Whitehorse residents came to remember Her late Majesty Queen Elizabeth II this morning at the Jim Smith Building.
Among the attendees, eight-year-old Emily Marilyn Rooke stood out from the crowd with her green, purple and gold dress. She wanted to make sure to show up looking her best by dressing up like a Disney princess.
"I'm wearing a coronation costume. It was the fanciest one that I could find," she said. "I just feel like if we are gonna honour the queen, we should all dress fancy."
Although Rooke was excited to attend the ceremony from Whitehorse, she also had mixed feelings about the day.
"I'm kind of upset that the Queen died, but I'm also kind of wondering what King Charles will be like," she said.
Rooke's mom, Sara, said the eight-year-old was reflecting on the intricate relationship the monarch has with Indigenous people in Canada during the car ride there.

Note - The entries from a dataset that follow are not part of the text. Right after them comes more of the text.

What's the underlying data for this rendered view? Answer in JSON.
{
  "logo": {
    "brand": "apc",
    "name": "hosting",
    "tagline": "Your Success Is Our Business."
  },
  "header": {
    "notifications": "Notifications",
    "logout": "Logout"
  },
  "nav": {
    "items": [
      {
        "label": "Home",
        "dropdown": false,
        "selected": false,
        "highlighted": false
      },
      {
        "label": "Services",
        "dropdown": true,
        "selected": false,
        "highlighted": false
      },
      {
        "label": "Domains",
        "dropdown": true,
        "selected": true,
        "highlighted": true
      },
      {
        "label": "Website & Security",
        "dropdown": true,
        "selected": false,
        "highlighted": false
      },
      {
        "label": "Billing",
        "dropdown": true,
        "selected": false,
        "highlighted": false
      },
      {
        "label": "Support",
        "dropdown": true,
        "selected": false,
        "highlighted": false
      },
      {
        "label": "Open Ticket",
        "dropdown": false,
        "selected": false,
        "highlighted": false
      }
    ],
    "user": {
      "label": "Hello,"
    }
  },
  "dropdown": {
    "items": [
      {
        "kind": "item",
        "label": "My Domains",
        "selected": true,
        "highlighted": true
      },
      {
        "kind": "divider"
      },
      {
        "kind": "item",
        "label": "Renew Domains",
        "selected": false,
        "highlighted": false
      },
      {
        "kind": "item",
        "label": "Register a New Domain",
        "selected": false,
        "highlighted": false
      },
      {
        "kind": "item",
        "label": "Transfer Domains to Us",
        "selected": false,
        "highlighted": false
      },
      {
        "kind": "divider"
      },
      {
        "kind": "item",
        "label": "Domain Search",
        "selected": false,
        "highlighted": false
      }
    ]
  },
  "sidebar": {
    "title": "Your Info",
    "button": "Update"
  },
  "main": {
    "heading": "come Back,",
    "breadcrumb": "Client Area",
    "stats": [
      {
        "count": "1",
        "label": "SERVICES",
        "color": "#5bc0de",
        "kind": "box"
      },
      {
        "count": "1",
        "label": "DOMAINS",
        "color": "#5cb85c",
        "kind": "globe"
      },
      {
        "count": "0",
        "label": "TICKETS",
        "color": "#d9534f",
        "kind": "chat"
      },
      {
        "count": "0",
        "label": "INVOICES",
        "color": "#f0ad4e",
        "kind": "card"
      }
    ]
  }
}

At the morning's event, there was a live screening of the national ceremony from Ottawa. Yukon's 36th Commissioner, Angélique Bernard, also shared a few words.
"Over the last 11 days, we have seen worldwide words of gratitude, love, respect, admiration for the Queen."

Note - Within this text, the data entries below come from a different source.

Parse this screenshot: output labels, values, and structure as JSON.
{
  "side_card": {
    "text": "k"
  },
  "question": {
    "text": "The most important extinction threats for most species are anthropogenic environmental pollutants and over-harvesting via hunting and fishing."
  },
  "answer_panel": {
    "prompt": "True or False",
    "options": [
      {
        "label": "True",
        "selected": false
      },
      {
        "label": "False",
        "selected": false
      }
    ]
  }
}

Bernard said the Queen served as a personal inspiration as she was able to balance her family, personal life, her role as a mother and her work.
"She became queen at 25 and she did it beautifully for 70 years. So, hats off to her," she said.
Travis Liu, who recently moved to Whitehorse from Oakville, Ont., said it was important for him to formally remember the Queen even from a remote location.
"She has been the only monarch that I have personally remembered in my entire life, and her personal virtual and her leadership all throughout the years has been incredibly inspiring to me," he said.
Liu said even in the increasingly politicizing world, the Queen represented a symbol of unity.
"As an immigrant, as an ethnic minority, we all come from different historic backgrounds, of course," he continued. "But I believe the Queen, in her generation, in her own right, represents a very triumphant and different monarch from her predecessors. And I believe she will have a very heavy mark in history."
Those in attendance were encouraged to wear black ribbons and sign the book of condolences. Although many Yukoners have signed it, it is unsure where the book will end up.
Bernard said her office received a note from Buckingham Palace noting "they don't want to receive the books."
"We are maybe looking at the Yukon archives or it will be at our office," she said.
Another event will be held to commemorate the Queen's passing on Saturday. A walk, starting at 1 p.m. at the Rotary Peace Park, finishing at the Kwanlin Dün Cultural Centre fire pit.